# [Exercise prompt]
Your job is to retype the records exactly while dropping every picture.

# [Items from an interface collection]
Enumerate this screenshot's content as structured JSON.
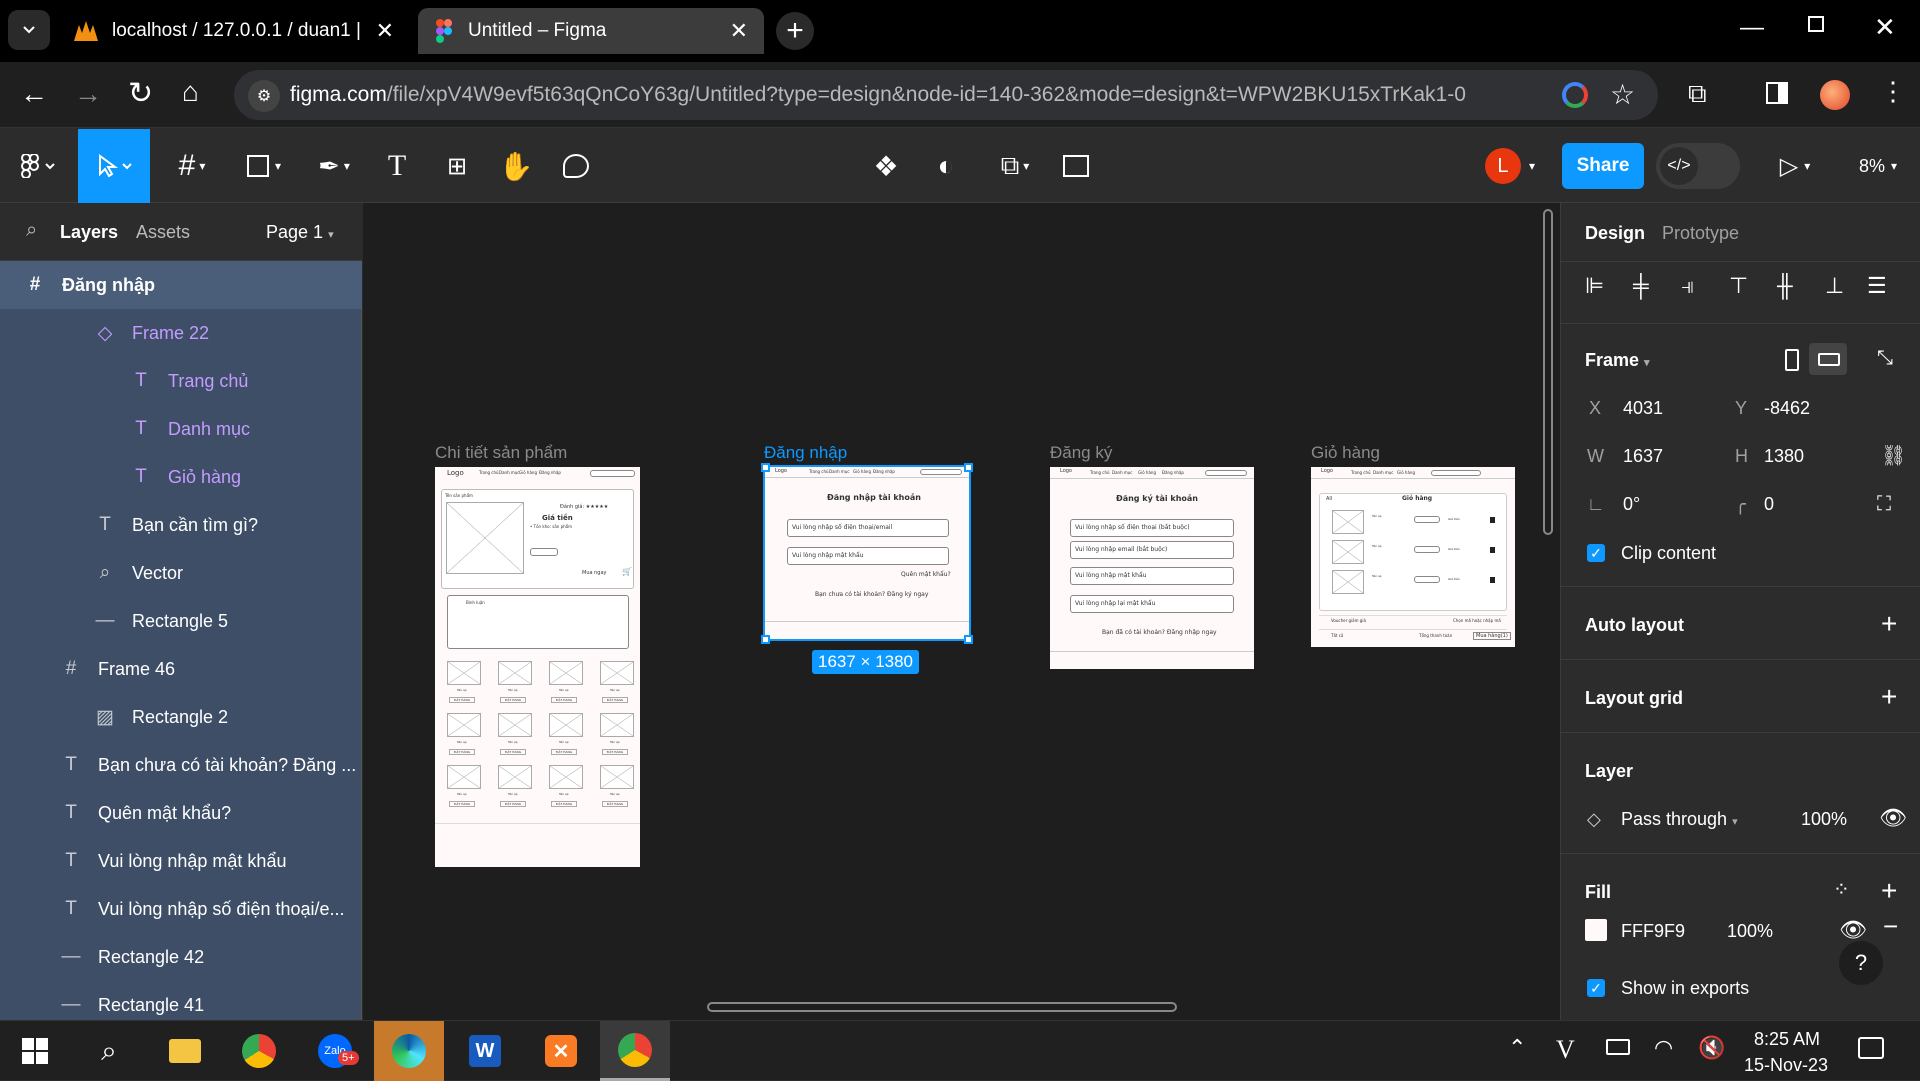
{
  "browser": {
    "tabs": [
      {
        "title": "localhost / 127.0.0.1 / duan1 | p",
        "icon": "phpmyadmin-icon"
      },
      {
        "title": "Untitled – Figma",
        "icon": "figma-icon"
      }
    ],
    "url_domain": "figma.com",
    "url_path": "/file/xpV4W9evf5t63qQnCoY63g/Untitled?type=design&node-id=140-362&mode=design&t=WPW2BKU15xTrKak1-0"
  },
  "figma": {
    "toolbar": {
      "share_label": "Share",
      "avatar_initial": "L",
      "zoom": "8%"
    },
    "left_panel": {
      "tabs": [
        "Layers",
        "Assets"
      ],
      "page": "Page 1",
      "layers": [
        {
          "name": "Đăng nhập",
          "type": "frame",
          "level": 0
        },
        {
          "name": "Frame 22",
          "type": "component",
          "level": 1
        },
        {
          "name": "Trang chủ",
          "type": "text",
          "level": 2
        },
        {
          "name": "Danh mục",
          "type": "text",
          "level": 2
        },
        {
          "name": "Giỏ hàng",
          "type": "text",
          "level": 2
        },
        {
          "name": "Bạn cần tìm gì?",
          "type": "text",
          "level": 1
        },
        {
          "name": "Vector",
          "type": "vector",
          "level": 1
        },
        {
          "name": "Rectangle 5",
          "type": "line",
          "level": 1
        },
        {
          "name": "Frame 46",
          "type": "frame",
          "level": 0
        },
        {
          "name": "Rectangle 2",
          "type": "image",
          "level": 1
        },
        {
          "name": "Bạn chưa có tài khoản? Đăng ...",
          "type": "text",
          "level": 0
        },
        {
          "name": "Quên mật khẩu?",
          "type": "text",
          "level": 0
        },
        {
          "name": "Vui lòng nhập mật khẩu",
          "type": "text",
          "level": 0
        },
        {
          "name": "Vui lòng nhập số điện thoại/e...",
          "type": "text",
          "level": 0
        },
        {
          "name": "Rectangle 42",
          "type": "line",
          "level": 0
        },
        {
          "name": "Rectangle 41",
          "type": "line",
          "level": 0
        }
      ]
    },
    "canvas": {
      "frames": [
        {
          "label": "Chi tiết sản phẩm"
        },
        {
          "label": "Đăng nhập"
        },
        {
          "label": "Đăng ký"
        },
        {
          "label": "Giỏ hàng"
        }
      ],
      "selection_size": "1637 × 1380",
      "mock": {
        "logo": "Logo",
        "nav": [
          "Trang chủ",
          "Danh mục",
          "Giỏ hàng",
          "Đăng nhập"
        ],
        "search": "Bạn cần tìm gì?",
        "login": {
          "title": "Đăng nhập tài khoản",
          "phone": "Vui lòng nhập số điện thoại/email",
          "password": "Vui lòng nhập mật khẩu",
          "forgot": "Quên mật khẩu?",
          "signup": "Bạn chưa có tài khoản? Đăng ký ngay"
        },
        "register": {
          "title": "Đăng ký tài khoản",
          "phone": "Vui lòng nhập số điện thoại (bắt buộc)",
          "email": "Vui lòng nhập email (bắt buộc)",
          "password": "Vui lòng nhập mật khẩu",
          "repassword": "Vui lòng nhập lại mật khẩu",
          "login": "Bạn đã có tài khoản? Đăng nhập ngay"
        },
        "product": {
          "section": "Tên sản phẩm",
          "price": "Giá tiền",
          "rating": "Đánh giá: ★★★★★",
          "stock": "• Tồn kho: sản phẩm",
          "buy": "Mua ngay",
          "comment": "Bình luận",
          "item_name": "Tên sp",
          "order": "ĐẶT HÀNG"
        },
        "cart": {
          "title": "Giỏ hàng",
          "all": "All",
          "item": "Tên sp",
          "price": "Giá tiền",
          "voucher": "Voucher giảm giá",
          "voucher_pick": "Chọn mã hoặc nhập mã",
          "select_all": "Tất cả",
          "total": "Tổng thanh toán",
          "buy": "Mua hàng(1)"
        }
      }
    },
    "right_panel": {
      "tabs": [
        "Design",
        "Prototype"
      ],
      "frame_label": "Frame",
      "x": "4031",
      "y": "-8462",
      "w": "1637",
      "h": "1380",
      "rotation": "0°",
      "radius": "0",
      "clip_content": "Clip content",
      "auto_layout": "Auto layout",
      "layout_grid": "Layout grid",
      "layer": "Layer",
      "blend": "Pass through",
      "opacity": "100%",
      "fill": "Fill",
      "fill_hex": "FFF9F9",
      "fill_opacity": "100%",
      "show_in_exports": "Show in exports",
      "help": "?"
    }
  },
  "taskbar": {
    "time": "8:25 AM",
    "date": "15-Nov-23",
    "zalo_badge": "5+",
    "tray_letter": "V"
  },
  "colors": {
    "accent": "#0d99ff",
    "layers_bg": "#3d4e66",
    "component": "#c49cff",
    "frame_fill": "#fff9f9"
  }
}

# [Answer space]
Enumerate this screenshot's content as structured JSON.
{
  "browser": {
    "tabs": [
      {
        "title": "localhost / 127.0.0.1 / duan1 | p",
        "icon": "phpmyadmin-icon"
      },
      {
        "title": "Untitled – Figma",
        "icon": "figma-icon"
      }
    ],
    "url_domain": "figma.com",
    "url_path": "/file/xpV4W9evf5t63qQnCoY63g/Untitled?type=design&node-id=140-362&mode=design&t=WPW2BKU15xTrKak1-0"
  },
  "figma": {
    "toolbar": {
      "share_label": "Share",
      "avatar_initial": "L",
      "zoom": "8%"
    },
    "left_panel": {
      "tabs": [
        "Layers",
        "Assets"
      ],
      "page": "Page 1",
      "layers": [
        {
          "name": "Đăng nhập",
          "type": "frame",
          "level": 0
        },
        {
          "name": "Frame 22",
          "type": "component",
          "level": 1
        },
        {
          "name": "Trang chủ",
          "type": "text",
          "level": 2
        },
        {
          "name": "Danh mục",
          "type": "text",
          "level": 2
        },
        {
          "name": "Giỏ hàng",
          "type": "text",
          "level": 2
        },
        {
          "name": "Bạn cần tìm gì?",
          "type": "text",
          "level": 1
        },
        {
          "name": "Vector",
          "type": "vector",
          "level": 1
        },
        {
          "name": "Rectangle 5",
          "type": "line",
          "level": 1
        },
        {
          "name": "Frame 46",
          "type": "frame",
          "level": 0
        },
        {
          "name": "Rectangle 2",
          "type": "image",
          "level": 1
        },
        {
          "name": "Bạn chưa có tài khoản? Đăng ...",
          "type": "text",
          "level": 0
        },
        {
          "name": "Quên mật khẩu?",
          "type": "text",
          "level": 0
        },
        {
          "name": "Vui lòng nhập mật khẩu",
          "type": "text",
          "level": 0
        },
        {
          "name": "Vui lòng nhập số điện thoại/e...",
          "type": "text",
          "level": 0
        },
        {
          "name": "Rectangle 42",
          "type": "line",
          "level": 0
        },
        {
          "name": "Rectangle 41",
          "type": "line",
          "level": 0
        }
      ]
    },
    "canvas": {
      "frames": [
        {
          "label": "Chi tiết sản phẩm"
        },
        {
          "label": "Đăng nhập"
        },
        {
          "label": "Đăng ký"
        },
        {
          "label": "Giỏ hàng"
        }
      ],
      "selection_size": "1637 × 1380",
      "mock": {
        "logo": "Logo",
        "nav": [
          "Trang chủ",
          "Danh mục",
          "Giỏ hàng",
          "Đăng nhập"
        ],
        "search": "Bạn cần tìm gì?",
        "login": {
          "title": "Đăng nhập tài khoản",
          "phone": "Vui lòng nhập số điện thoại/email",
          "password": "Vui lòng nhập mật khẩu",
          "forgot": "Quên mật khẩu?",
          "signup": "Bạn chưa có tài khoản? Đăng ký ngay"
        },
        "register": {
          "title": "Đăng ký tài khoản",
          "phone": "Vui lòng nhập số điện thoại (bắt buộc)",
          "email": "Vui lòng nhập email (bắt buộc)",
          "password": "Vui lòng nhập mật khẩu",
          "repassword": "Vui lòng nhập lại mật khẩu",
          "login": "Bạn đã có tài khoản? Đăng nhập ngay"
        },
        "product": {
          "section": "Tên sản phẩm",
          "price": "Giá tiền",
          "rating": "Đánh giá: ★★★★★",
          "stock": "• Tồn kho: sản phẩm",
          "buy": "Mua ngay",
          "comment": "Bình luận",
          "item_name": "Tên sp",
          "order": "ĐẶT HÀNG"
        },
        "cart": {
          "title": "Giỏ hàng",
          "all": "All",
          "item": "Tên sp",
          "price": "Giá tiền",
          "voucher": "Voucher giảm giá",
          "voucher_pick": "Chọn mã hoặc nhập mã",
          "select_all": "Tất cả",
          "total": "Tổng thanh toán",
          "buy": "Mua hàng(1)"
        }
      }
    },
    "right_panel": {
      "tabs": [
        "Design",
        "Prototype"
      ],
      "frame_label": "Frame",
      "x": "4031",
      "y": "-8462",
      "w": "1637",
      "h": "1380",
      "rotation": "0°",
      "radius": "0",
      "clip_content": "Clip content",
      "auto_layout": "Auto layout",
      "layout_grid": "Layout grid",
      "layer": "Layer",
      "blend": "Pass through",
      "opacity": "100%",
      "fill": "Fill",
      "fill_hex": "FFF9F9",
      "fill_opacity": "100%",
      "show_in_exports": "Show in exports",
      "help": "?"
    }
  },
  "taskbar": {
    "time": "8:25 AM",
    "date": "15-Nov-23",
    "zalo_badge": "5+",
    "tray_letter": "V"
  },
  "colors": {
    "accent": "#0d99ff",
    "layers_bg": "#3d4e66",
    "component": "#c49cff",
    "frame_fill": "#fff9f9"
  }
}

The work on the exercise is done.